97% of survey respondents said unit testing is extremely or very important when modernizing operational software but 87% believe a high or extremely high amount of developer effort would be required to achieve the ideal coverage level.
The importance of automation in modernization
More and more responsibility is ‘shifting left’, from testing to security to ops. Sometimes that means more load for developers. Sometimes it’s supported by teams that are more cross-functional (the DevOps paradigm). Either way, automation is key.
However, the survey seems to indicate that either teams don’t have the automation to make application modernization successful: 90% said modernization projects will be the catalyst to adopt more.
Perhaps more interesting is the stat I mentioned earlier on - 58% of IT leaders think modernization means automating more processes. It’s the very reason for making the effort (or at least one of the key ones).
That area of unit testing I just mentioned - identified as so important by the survey respondents - is an area ripe for automation. On average, writing a single unit test can take a developer 10 minutes. Over the course of an application modernization project, thousands of tests may need to be written – certainly a definition of ‘extreme’ amounts of developer effort!
Fully autonomous unit testing
Luckily for the developers (and other team members) who are going to do all that work over the next few years, AI-powered tools are increasingly providing the means to make some of the most repetitive, tedious modernization tasks faster and easier.
Unit testing is a case in point. Diffblue Cover uses reinforcement learning AI to autonomously write Java unit tests that are indistinguishable from those created by a developer. It can write each test in seconds without any need for human input or review, helping to deliver the high levels of test coverage needed to manage the code quality challenge and make application modernization a success.
Conversations with our customers told us that application modernization was on the roadmap of many IT leaders - it’s why some of them adopted Diffblue Cover in the first place - but the scale of the task still raised eyebrows at Diffblue HQ. 45% of developer resources represents not just a huge monetary cost but also a potentially massive missed opportunity - think of all the other work they could be doing.

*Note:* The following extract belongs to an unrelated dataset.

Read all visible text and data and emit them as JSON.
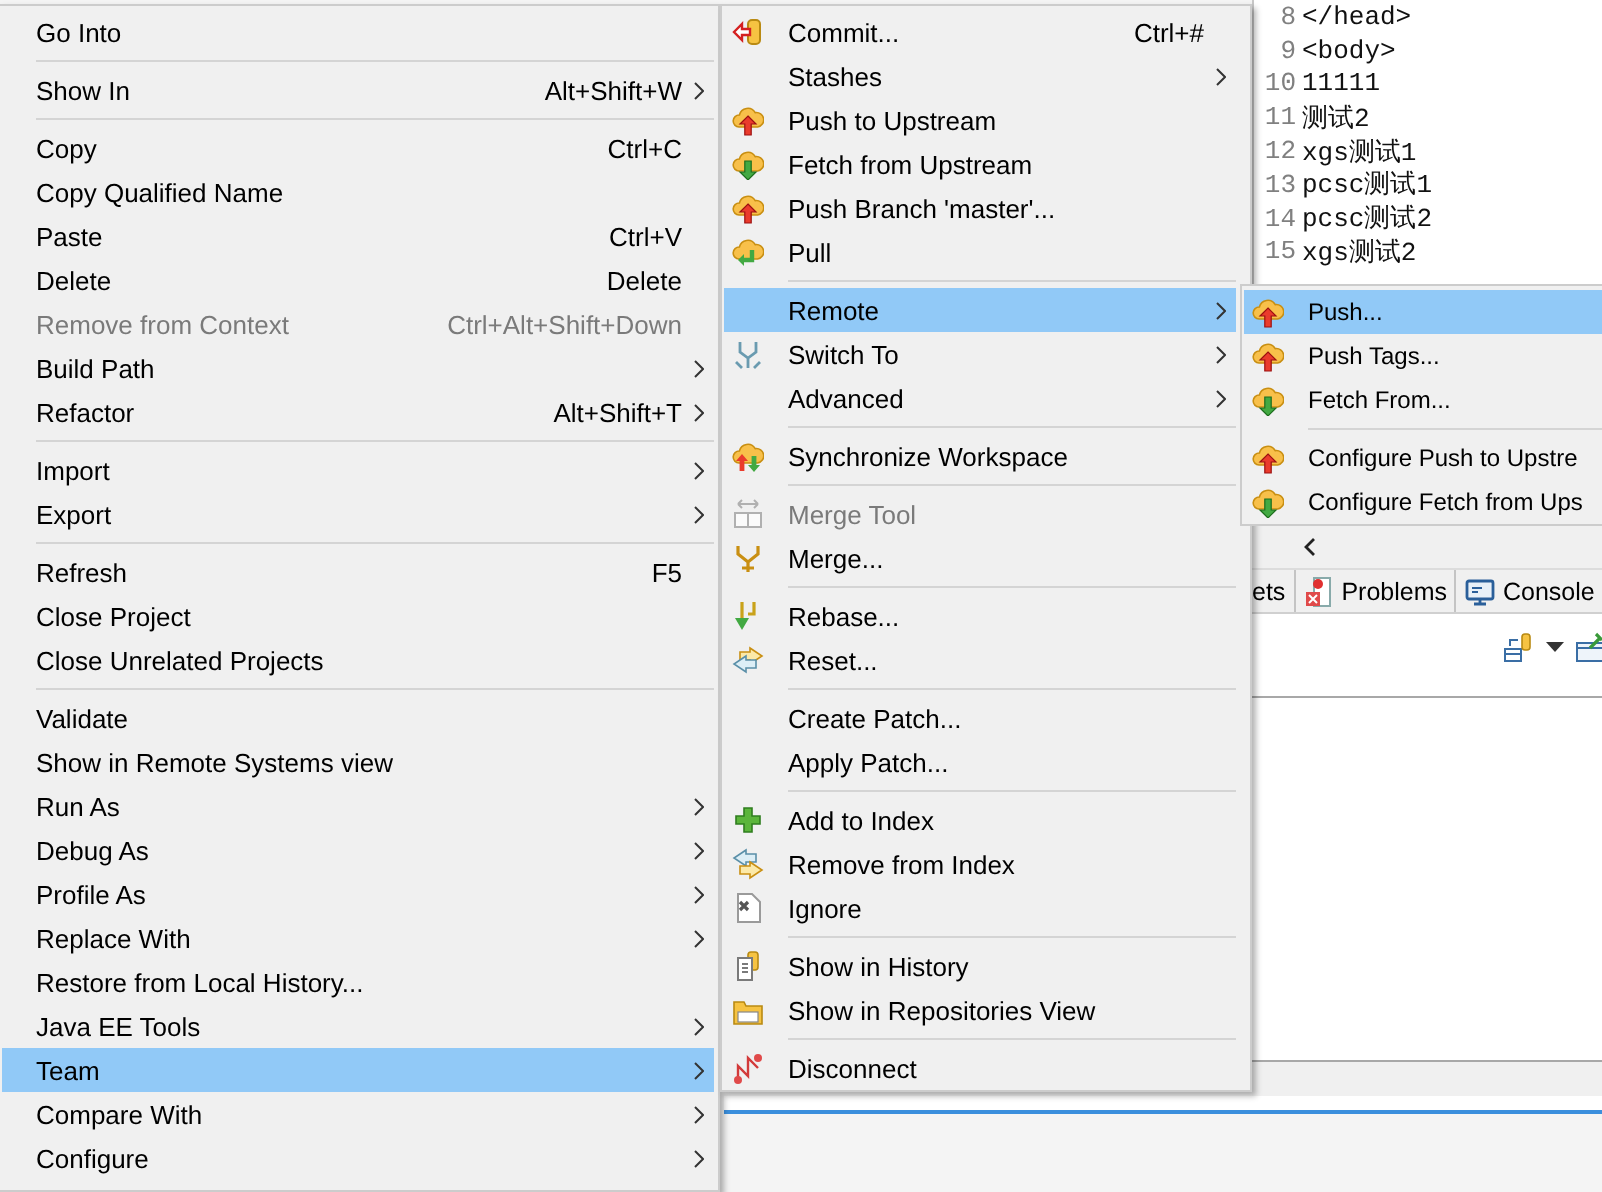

To get the full story about how your peers and competitors are approaching Java application modernization, download the full survey report.
And whether or not you’ve embarked on your modernization journey, why not try Diffblue Cover for free to see how it can help you increase test coverage and developer productivity?